━━━ THE INPUT ━━━
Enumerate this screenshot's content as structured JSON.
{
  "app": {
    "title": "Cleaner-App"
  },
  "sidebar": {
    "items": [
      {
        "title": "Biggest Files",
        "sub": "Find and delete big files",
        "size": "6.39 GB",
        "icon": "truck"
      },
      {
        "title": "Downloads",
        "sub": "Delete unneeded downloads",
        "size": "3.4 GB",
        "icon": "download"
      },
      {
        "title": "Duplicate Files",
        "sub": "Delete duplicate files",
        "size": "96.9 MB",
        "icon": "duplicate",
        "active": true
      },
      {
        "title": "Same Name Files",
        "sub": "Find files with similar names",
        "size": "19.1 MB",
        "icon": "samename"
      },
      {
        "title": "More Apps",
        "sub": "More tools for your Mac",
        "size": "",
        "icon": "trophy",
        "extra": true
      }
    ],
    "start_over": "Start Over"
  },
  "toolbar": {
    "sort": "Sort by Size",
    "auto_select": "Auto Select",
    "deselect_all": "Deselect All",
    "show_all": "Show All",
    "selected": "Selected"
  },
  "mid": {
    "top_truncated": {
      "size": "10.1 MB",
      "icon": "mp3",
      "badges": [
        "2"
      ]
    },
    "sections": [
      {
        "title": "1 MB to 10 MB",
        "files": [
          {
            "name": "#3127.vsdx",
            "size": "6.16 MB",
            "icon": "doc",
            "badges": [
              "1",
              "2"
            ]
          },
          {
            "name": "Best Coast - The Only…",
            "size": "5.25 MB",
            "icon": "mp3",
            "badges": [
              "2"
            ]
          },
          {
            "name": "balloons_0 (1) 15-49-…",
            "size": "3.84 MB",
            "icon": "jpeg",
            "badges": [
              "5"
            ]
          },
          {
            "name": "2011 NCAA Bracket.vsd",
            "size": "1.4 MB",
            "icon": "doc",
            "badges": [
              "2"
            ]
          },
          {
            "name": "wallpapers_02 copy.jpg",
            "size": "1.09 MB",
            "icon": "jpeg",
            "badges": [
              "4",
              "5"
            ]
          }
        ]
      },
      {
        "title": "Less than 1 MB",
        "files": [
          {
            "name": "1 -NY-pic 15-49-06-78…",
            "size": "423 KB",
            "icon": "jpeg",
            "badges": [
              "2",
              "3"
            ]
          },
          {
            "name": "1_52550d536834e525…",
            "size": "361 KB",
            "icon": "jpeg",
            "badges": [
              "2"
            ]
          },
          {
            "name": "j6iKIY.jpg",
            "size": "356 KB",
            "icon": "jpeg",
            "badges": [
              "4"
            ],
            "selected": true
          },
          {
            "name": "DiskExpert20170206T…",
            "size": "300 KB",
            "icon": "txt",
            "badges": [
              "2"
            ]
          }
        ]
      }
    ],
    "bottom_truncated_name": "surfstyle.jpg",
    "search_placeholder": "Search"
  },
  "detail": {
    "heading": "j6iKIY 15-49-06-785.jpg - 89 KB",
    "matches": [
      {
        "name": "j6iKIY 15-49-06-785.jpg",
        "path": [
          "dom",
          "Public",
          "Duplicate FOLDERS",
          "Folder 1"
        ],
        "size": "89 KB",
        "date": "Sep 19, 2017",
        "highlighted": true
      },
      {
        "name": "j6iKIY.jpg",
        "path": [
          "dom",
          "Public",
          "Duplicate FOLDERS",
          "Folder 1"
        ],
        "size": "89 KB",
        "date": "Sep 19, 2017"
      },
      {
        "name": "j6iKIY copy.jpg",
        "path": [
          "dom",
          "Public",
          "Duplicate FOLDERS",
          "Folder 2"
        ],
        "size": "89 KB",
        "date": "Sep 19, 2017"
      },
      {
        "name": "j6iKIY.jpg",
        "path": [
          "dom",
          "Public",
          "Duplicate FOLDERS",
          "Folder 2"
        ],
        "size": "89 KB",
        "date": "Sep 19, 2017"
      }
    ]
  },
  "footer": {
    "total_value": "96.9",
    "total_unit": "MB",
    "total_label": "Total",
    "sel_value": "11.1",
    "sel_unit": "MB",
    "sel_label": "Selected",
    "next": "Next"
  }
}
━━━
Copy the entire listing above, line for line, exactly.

Enumerate this screenshot's content as structured JSON.
{
  "app": {
    "title": "Cleaner-App"
  },
  "sidebar": {
    "items": [
      {
        "title": "Biggest Files",
        "sub": "Find and delete big files",
        "size": "6.39 GB",
        "icon": "truck"
      },
      {
        "title": "Downloads",
        "sub": "Delete unneeded downloads",
        "size": "3.4 GB",
        "icon": "download"
      },
      {
        "title": "Duplicate Files",
        "sub": "Delete duplicate files",
        "size": "96.9 MB",
        "icon": "duplicate",
        "active": true
      },
      {
        "title": "Same Name Files",
        "sub": "Find files with similar names",
        "size": "19.1 MB",
        "icon": "samename"
      },
      {
        "title": "More Apps",
        "sub": "More tools for your Mac",
        "size": "",
        "icon": "trophy",
        "extra": true
      }
    ],
    "start_over": "Start Over"
  },
  "toolbar": {
    "sort": "Sort by Size",
    "auto_select": "Auto Select",
    "deselect_all": "Deselect All",
    "show_all": "Show All",
    "selected": "Selected"
  },
  "mid": {
    "top_truncated": {
      "size": "10.1 MB",
      "icon": "mp3",
      "badges": [
        "2"
      ]
    },
    "sections": [
      {
        "title": "1 MB to 10 MB",
        "files": [
          {
            "name": "#3127.vsdx",
            "size": "6.16 MB",
            "icon": "doc",
            "badges": [
              "1",
              "2"
            ]
          },
          {
            "name": "Best Coast - The Only…",
            "size": "5.25 MB",
            "icon": "mp3",
            "badges": [
              "2"
            ]
          },
          {
            "name": "balloons_0 (1) 15-49-…",
            "size": "3.84 MB",
            "icon": "jpeg",
            "badges": [
              "5"
            ]
          },
          {
            "name": "2011 NCAA Bracket.vsd",
            "size": "1.4 MB",
            "icon": "doc",
            "badges": [
              "2"
            ]
          },
          {
            "name": "wallpapers_02 copy.jpg",
            "size": "1.09 MB",
            "icon": "jpeg",
            "badges": [
              "4",
              "5"
            ]
          }
        ]
      },
      {
        "title": "Less than 1 MB",
        "files": [
          {
            "name": "1 -NY-pic 15-49-06-78…",
            "size": "423 KB",
            "icon": "jpeg",
            "badges": [
              "2",
              "3"
            ]
          },
          {
            "name": "1_52550d536834e525…",
            "size": "361 KB",
            "icon": "jpeg",
            "badges": [
              "2"
            ]
          },
          {
            "name": "j6iKIY.jpg",
            "size": "356 KB",
            "icon": "jpeg",
            "badges": [
              "4"
            ],
            "selected": true
          },
          {
            "name": "DiskExpert20170206T…",
            "size": "300 KB",
            "icon": "txt",
            "badges": [
              "2"
            ]
          }
        ]
      }
    ],
    "bottom_truncated_name": "surfstyle.jpg",
    "search_placeholder": "Search"
  },
  "detail": {
    "heading": "j6iKIY 15-49-06-785.jpg - 89 KB",
    "matches": [
      {
        "name": "j6iKIY 15-49-06-785.jpg",
        "path": [
          "dom",
          "Public",
          "Duplicate FOLDERS",
          "Folder 1"
        ],
        "size": "89 KB",
        "date": "Sep 19, 2017",
        "highlighted": true
      },
      {
        "name": "j6iKIY.jpg",
        "path": [
          "dom",
          "Public",
          "Duplicate FOLDERS",
          "Folder 1"
        ],
        "size": "89 KB",
        "date": "Sep 19, 2017"
      },
      {
        "name": "j6iKIY copy.jpg",
        "path": [
          "dom",
          "Public",
          "Duplicate FOLDERS",
          "Folder 2"
        ],
        "size": "89 KB",
        "date": "Sep 19, 2017"
      },
      {
        "name": "j6iKIY.jpg",
        "path": [
          "dom",
          "Public",
          "Duplicate FOLDERS",
          "Folder 2"
        ],
        "size": "89 KB",
        "date": "Sep 19, 2017"
      }
    ]
  },
  "footer": {
    "total_value": "96.9",
    "total_unit": "MB",
    "total_label": "Total",
    "sel_value": "11.1",
    "sel_unit": "MB",
    "sel_label": "Selected",
    "next": "Next"
  }
}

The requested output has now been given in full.